• _RECORDS SUPPLIED_:
= Beginning of Section =
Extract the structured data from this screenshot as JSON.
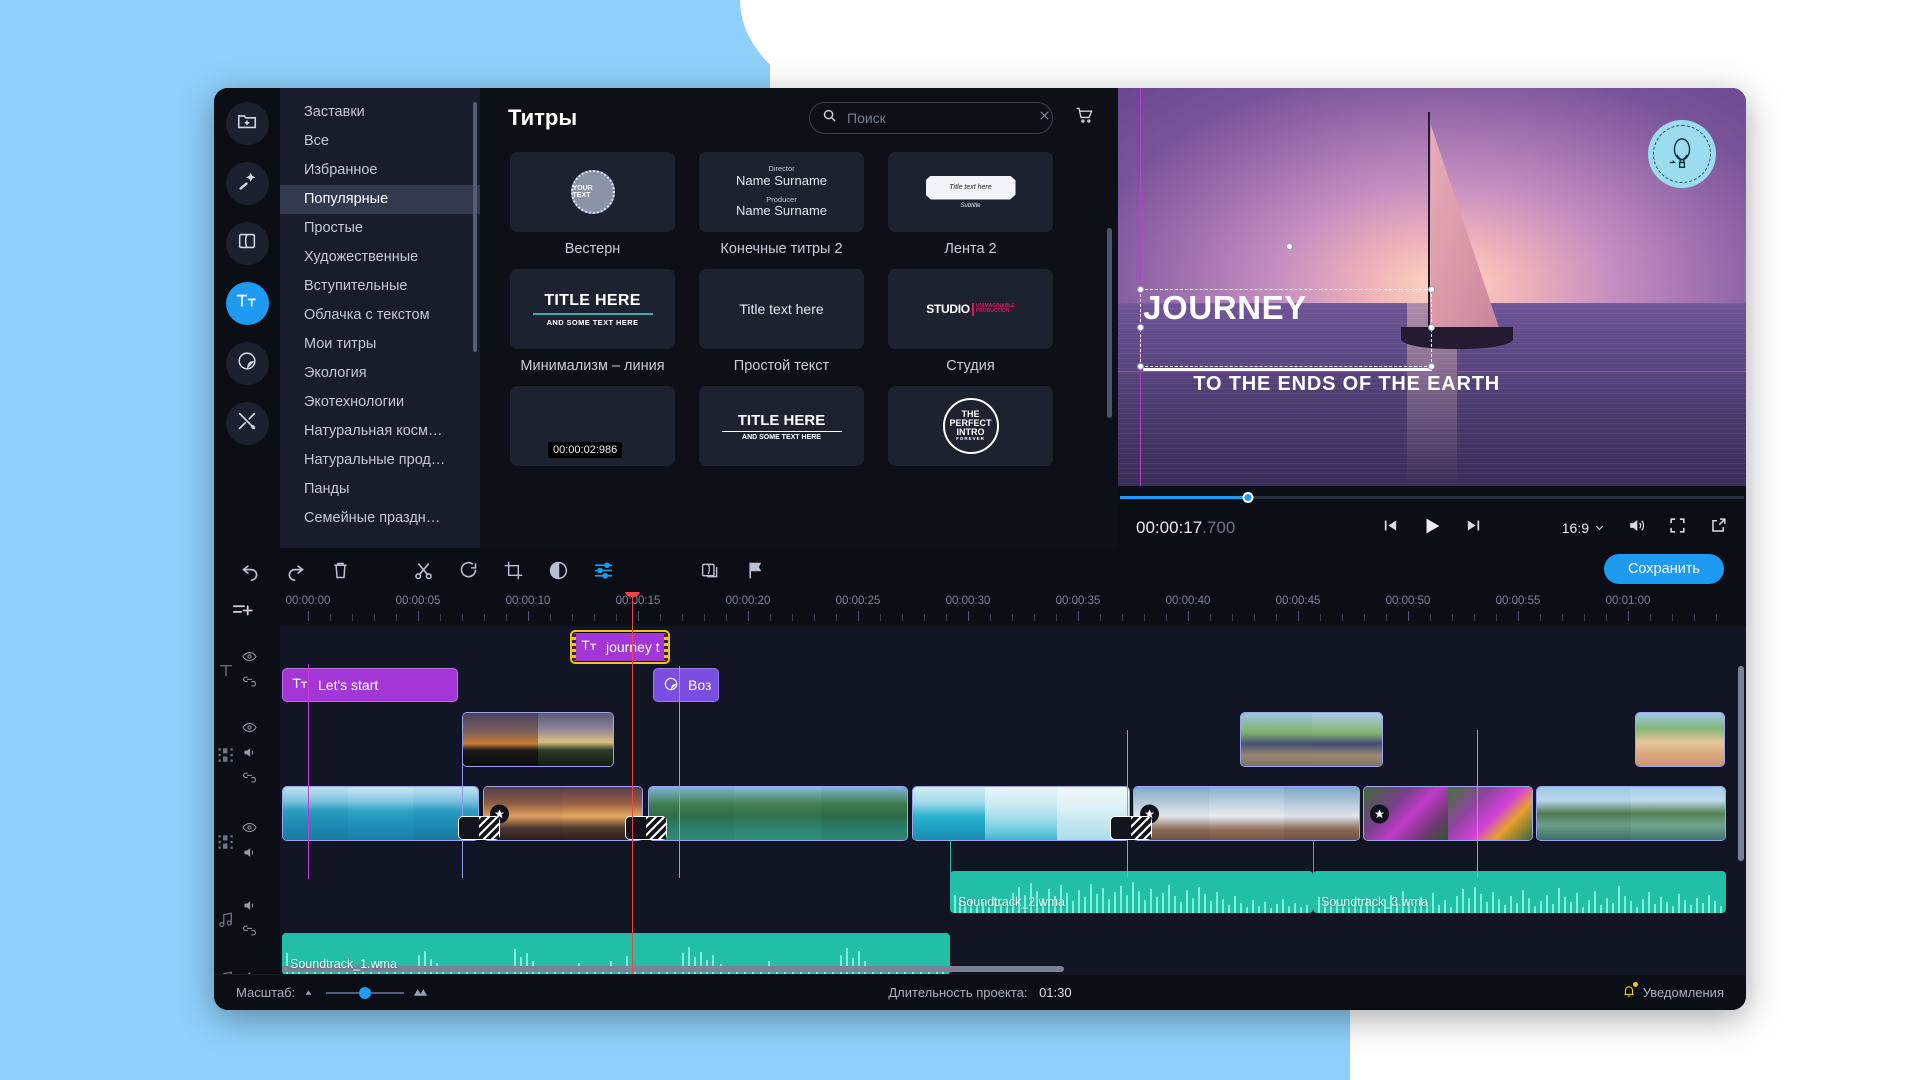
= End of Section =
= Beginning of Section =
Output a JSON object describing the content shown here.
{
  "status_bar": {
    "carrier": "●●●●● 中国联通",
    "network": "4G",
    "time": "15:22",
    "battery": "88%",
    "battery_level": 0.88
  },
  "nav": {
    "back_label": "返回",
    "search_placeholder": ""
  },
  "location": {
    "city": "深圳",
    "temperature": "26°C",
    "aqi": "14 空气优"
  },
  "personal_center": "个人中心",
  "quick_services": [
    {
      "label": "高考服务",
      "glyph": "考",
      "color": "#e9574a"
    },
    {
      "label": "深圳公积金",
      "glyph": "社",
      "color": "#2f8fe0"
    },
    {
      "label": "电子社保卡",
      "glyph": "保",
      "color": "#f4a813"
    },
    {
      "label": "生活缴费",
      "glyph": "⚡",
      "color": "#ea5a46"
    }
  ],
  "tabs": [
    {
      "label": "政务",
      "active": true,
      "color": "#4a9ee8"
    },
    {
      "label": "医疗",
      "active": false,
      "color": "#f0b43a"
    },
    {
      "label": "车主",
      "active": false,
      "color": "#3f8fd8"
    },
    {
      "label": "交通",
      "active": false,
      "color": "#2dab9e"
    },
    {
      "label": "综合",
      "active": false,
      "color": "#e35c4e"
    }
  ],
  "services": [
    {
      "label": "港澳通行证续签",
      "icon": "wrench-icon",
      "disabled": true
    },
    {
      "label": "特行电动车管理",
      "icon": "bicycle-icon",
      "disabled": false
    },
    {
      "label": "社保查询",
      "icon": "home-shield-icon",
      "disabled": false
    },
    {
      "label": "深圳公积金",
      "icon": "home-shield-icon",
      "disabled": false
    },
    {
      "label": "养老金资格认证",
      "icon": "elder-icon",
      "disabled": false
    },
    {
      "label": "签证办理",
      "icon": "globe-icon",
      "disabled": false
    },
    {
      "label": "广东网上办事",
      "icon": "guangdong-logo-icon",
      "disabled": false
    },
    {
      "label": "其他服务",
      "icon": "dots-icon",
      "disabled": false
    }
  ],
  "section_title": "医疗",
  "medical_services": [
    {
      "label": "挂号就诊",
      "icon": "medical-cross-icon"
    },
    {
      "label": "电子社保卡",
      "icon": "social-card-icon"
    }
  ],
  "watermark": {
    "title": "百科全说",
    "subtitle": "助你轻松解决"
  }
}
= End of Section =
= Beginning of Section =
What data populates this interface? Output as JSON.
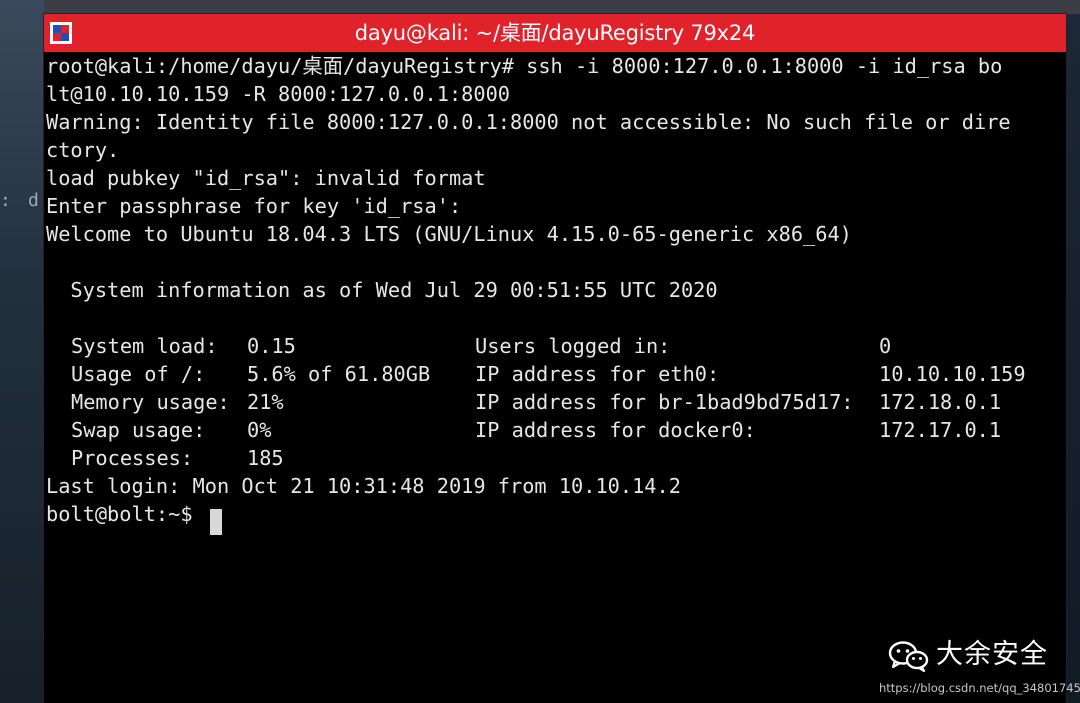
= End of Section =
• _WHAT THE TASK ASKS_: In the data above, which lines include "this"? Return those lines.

• _REPLY TO THE TASK_:
Extract the structured data from this screenshot as JSON.
What data populates this interface? Output as JSON.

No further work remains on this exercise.